*EXERCISE DESCRIPTION*
Begin with the line containing "Extract the structured" and copy each line exactly through the last line of the entries, inclusive.

*DATASET RECORDS*
((
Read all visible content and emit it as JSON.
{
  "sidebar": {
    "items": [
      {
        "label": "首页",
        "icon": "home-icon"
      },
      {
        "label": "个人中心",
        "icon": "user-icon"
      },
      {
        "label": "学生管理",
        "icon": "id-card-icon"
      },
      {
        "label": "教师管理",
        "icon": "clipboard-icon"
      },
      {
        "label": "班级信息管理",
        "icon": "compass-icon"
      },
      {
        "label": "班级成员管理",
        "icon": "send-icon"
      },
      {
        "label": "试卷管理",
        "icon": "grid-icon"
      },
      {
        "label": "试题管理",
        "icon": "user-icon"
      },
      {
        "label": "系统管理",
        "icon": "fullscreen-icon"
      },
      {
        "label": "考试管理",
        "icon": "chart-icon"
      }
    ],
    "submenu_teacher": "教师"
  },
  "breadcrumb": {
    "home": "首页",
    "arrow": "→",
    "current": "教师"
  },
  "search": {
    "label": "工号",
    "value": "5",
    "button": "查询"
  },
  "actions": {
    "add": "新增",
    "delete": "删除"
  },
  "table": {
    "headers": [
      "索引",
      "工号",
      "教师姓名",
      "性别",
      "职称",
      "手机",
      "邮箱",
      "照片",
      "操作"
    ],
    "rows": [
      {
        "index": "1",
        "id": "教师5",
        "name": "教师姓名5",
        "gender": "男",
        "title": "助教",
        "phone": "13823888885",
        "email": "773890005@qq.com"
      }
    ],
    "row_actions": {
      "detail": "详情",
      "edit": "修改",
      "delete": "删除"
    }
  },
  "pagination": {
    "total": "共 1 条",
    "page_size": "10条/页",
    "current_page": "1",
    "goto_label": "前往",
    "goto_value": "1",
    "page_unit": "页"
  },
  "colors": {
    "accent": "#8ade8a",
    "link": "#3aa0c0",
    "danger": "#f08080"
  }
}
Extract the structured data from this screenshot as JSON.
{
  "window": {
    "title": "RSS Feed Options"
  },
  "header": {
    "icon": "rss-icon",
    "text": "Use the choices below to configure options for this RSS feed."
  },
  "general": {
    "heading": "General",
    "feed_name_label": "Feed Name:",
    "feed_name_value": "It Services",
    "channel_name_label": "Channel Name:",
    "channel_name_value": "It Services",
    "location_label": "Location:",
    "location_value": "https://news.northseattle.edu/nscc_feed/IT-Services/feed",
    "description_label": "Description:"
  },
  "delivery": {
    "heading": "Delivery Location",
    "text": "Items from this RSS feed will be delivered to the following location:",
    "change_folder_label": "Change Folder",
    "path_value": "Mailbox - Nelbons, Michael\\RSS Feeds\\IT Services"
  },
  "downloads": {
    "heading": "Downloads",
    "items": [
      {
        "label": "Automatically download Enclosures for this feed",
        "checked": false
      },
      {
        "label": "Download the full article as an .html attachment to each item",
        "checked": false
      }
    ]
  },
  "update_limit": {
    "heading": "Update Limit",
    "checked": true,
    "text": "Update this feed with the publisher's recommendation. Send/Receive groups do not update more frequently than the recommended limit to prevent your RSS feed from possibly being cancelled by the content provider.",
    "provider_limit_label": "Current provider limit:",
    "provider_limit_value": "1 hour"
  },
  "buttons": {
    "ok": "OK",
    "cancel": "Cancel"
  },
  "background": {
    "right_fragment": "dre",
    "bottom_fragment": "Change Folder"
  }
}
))
*TASK SOLUTION*
Extract the structured data from this screenshot as JSON.
{
  "window": {
    "title": "RSS Feed Options"
  },
  "header": {
    "icon": "rss-icon",
    "text": "Use the choices below to configure options for this RSS feed."
  },
  "general": {
    "heading": "General",
    "feed_name_label": "Feed Name:",
    "feed_name_value": "It Services",
    "channel_name_label": "Channel Name:",
    "channel_name_value": "It Services",
    "location_label": "Location:",
    "location_value": "https://news.northseattle.edu/nscc_feed/IT-Services/feed",
    "description_label": "Description:"
  },
  "delivery": {
    "heading": "Delivery Location",
    "text": "Items from this RSS feed will be delivered to the following location:",
    "change_folder_label": "Change Folder",
    "path_value": "Mailbox - Nelbons, Michael\\RSS Feeds\\IT Services"
  },
  "downloads": {
    "heading": "Downloads",
    "items": [
      {
        "label": "Automatically download Enclosures for this feed",
        "checked": false
      },
      {
        "label": "Download the full article as an .html attachment to each item",
        "checked": false
      }
    ]
  },
  "update_limit": {
    "heading": "Update Limit",
    "checked": true,
    "text": "Update this feed with the publisher's recommendation. Send/Receive groups do not update more frequently than the recommended limit to prevent your RSS feed from possibly being cancelled by the content provider.",
    "provider_limit_label": "Current provider limit:",
    "provider_limit_value": "1 hour"
  },
  "buttons": {
    "ok": "OK",
    "cancel": "Cancel"
  },
  "background": {
    "right_fragment": "dre",
    "bottom_fragment": "Change Folder"
  }
}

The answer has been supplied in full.